Required action
Find every line below where the string "meta" shows up, and copy those lines.

========================================================================

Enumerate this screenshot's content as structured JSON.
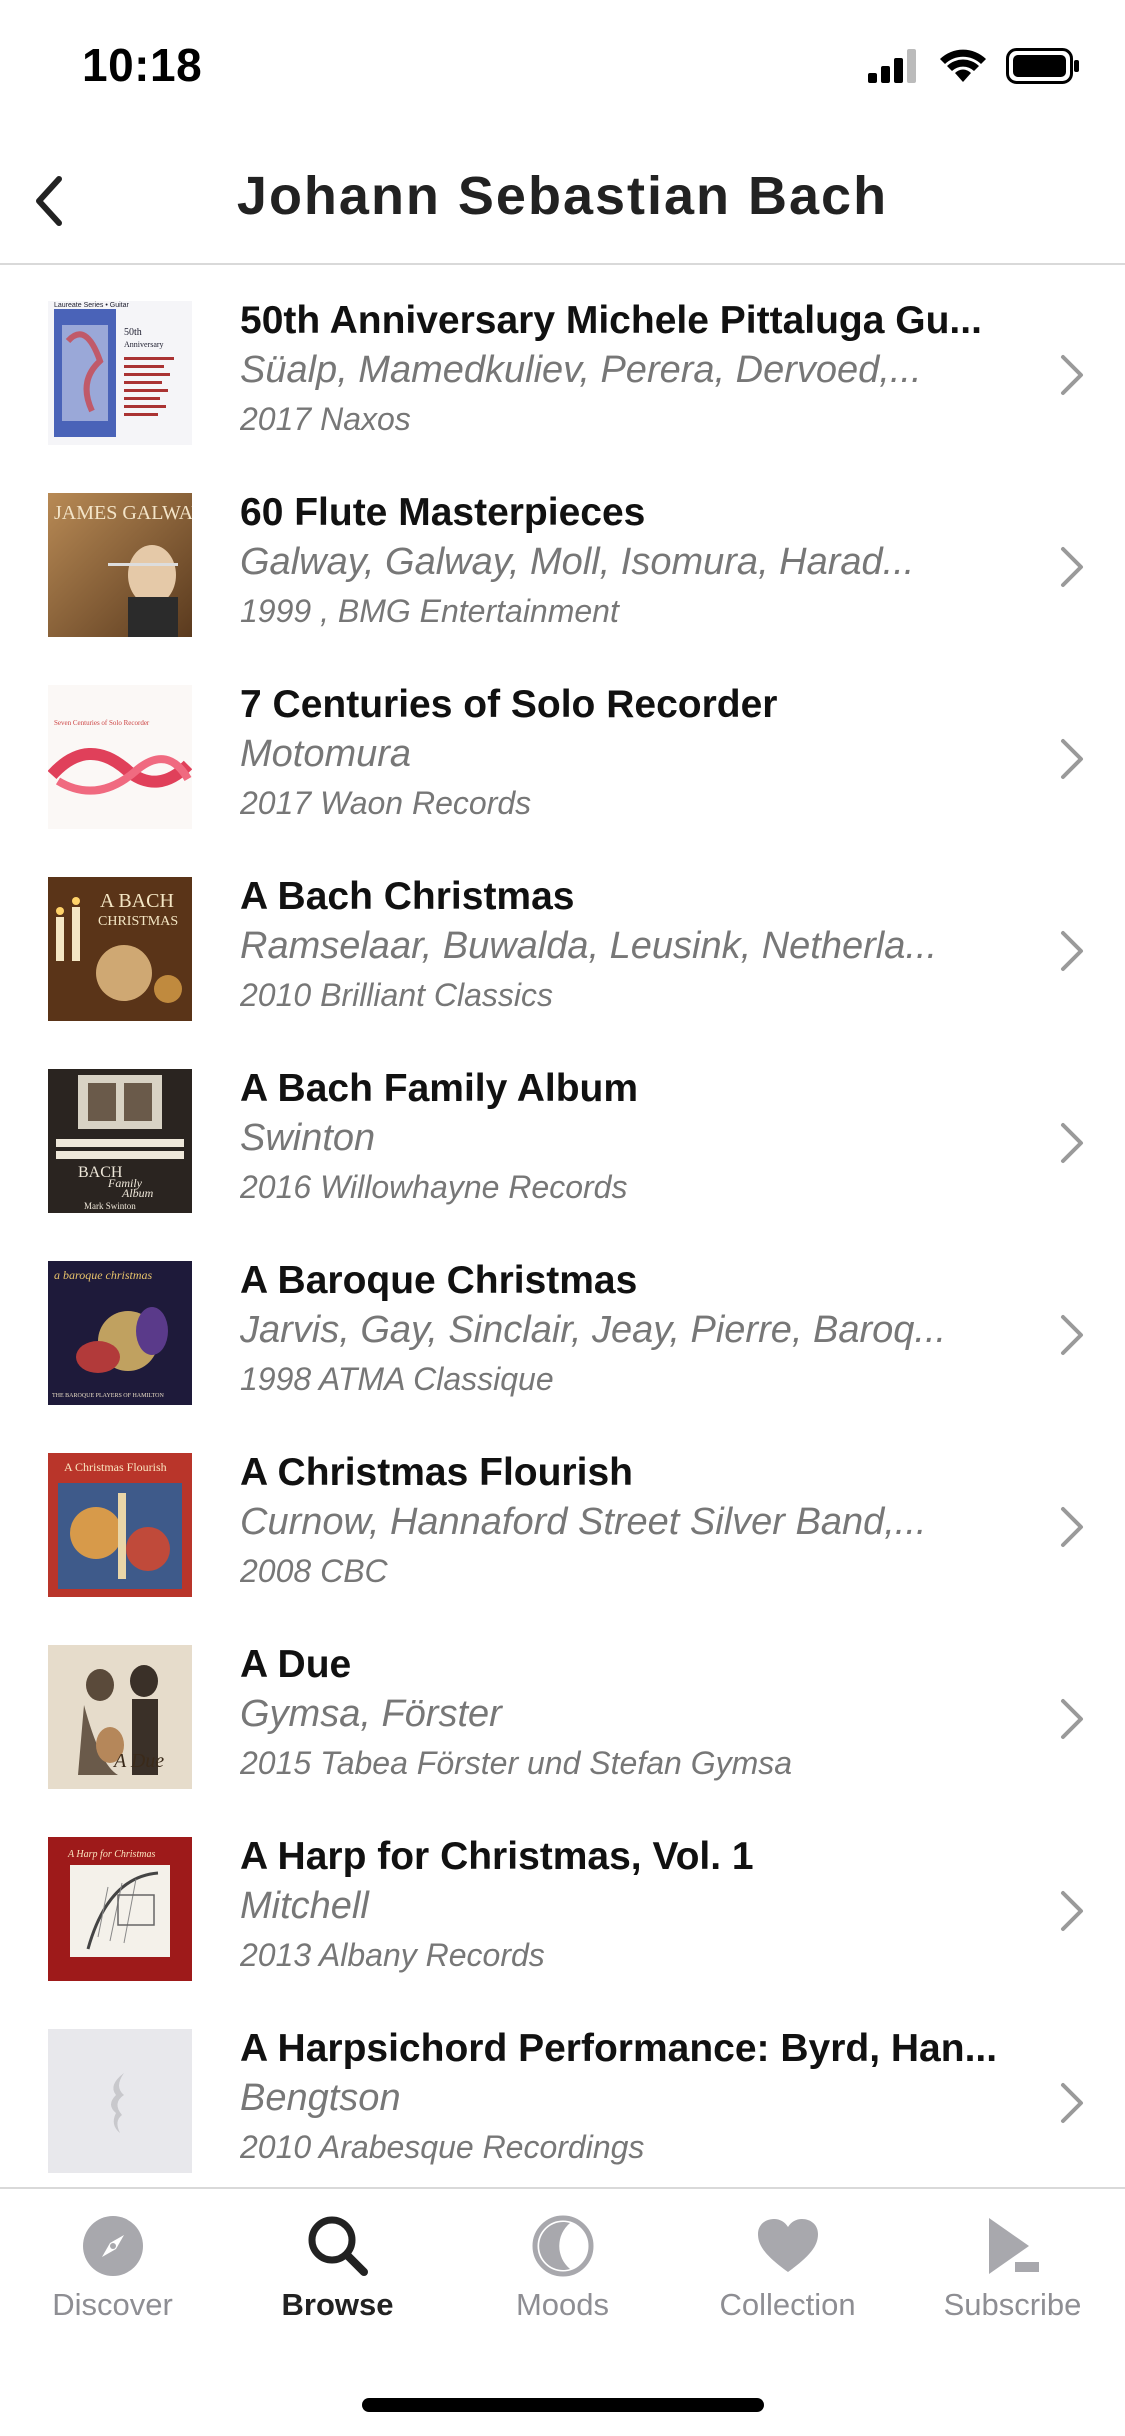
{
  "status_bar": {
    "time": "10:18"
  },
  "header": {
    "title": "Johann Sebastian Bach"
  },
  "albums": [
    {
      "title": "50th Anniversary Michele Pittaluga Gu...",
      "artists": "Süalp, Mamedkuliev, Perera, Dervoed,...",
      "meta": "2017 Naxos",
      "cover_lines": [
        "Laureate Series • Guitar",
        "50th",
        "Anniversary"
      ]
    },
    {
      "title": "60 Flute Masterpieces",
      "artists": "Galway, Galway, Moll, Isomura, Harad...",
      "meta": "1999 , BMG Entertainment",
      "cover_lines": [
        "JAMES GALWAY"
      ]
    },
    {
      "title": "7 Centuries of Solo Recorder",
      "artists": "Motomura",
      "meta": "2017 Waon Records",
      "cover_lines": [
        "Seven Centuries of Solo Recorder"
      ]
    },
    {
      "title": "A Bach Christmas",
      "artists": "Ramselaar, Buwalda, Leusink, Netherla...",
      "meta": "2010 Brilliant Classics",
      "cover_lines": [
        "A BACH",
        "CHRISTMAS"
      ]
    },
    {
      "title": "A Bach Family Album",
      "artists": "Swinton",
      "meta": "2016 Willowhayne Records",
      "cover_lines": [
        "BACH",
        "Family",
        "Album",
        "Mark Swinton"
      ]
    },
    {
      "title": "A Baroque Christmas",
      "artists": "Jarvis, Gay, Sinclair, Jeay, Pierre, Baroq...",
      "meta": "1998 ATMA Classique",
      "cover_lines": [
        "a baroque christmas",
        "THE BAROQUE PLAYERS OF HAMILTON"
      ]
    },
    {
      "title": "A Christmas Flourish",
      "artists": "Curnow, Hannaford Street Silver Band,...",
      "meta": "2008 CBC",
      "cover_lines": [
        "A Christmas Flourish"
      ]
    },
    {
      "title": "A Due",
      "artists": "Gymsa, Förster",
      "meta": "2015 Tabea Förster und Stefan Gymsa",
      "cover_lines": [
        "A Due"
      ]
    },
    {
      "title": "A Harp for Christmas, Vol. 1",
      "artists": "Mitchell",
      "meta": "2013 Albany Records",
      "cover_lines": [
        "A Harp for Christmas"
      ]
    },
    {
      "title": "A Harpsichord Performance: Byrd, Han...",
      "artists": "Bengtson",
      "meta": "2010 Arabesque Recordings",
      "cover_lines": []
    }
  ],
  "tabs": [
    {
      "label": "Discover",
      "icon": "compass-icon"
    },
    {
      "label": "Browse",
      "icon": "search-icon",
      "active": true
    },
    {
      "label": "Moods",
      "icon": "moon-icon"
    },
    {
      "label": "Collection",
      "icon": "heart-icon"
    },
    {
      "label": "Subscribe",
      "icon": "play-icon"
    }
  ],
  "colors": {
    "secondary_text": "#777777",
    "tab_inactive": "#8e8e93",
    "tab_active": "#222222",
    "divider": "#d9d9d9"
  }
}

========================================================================

Response for this exercise
      "meta": "2017 Naxos",
      "meta": "1999 , BMG Entertainment",
      "meta": "2017 Waon Records",
      "meta": "2010 Brilliant Classics",
      "meta": "2016 Willowhayne Records",
      "meta": "1998 ATMA Classique",
      "meta": "2008 CBC",
      "meta": "2015 Tabea Förster und Stefan Gymsa",
      "meta": "2013 Albany Records",
      "meta": "2010 Arabesque Recordings",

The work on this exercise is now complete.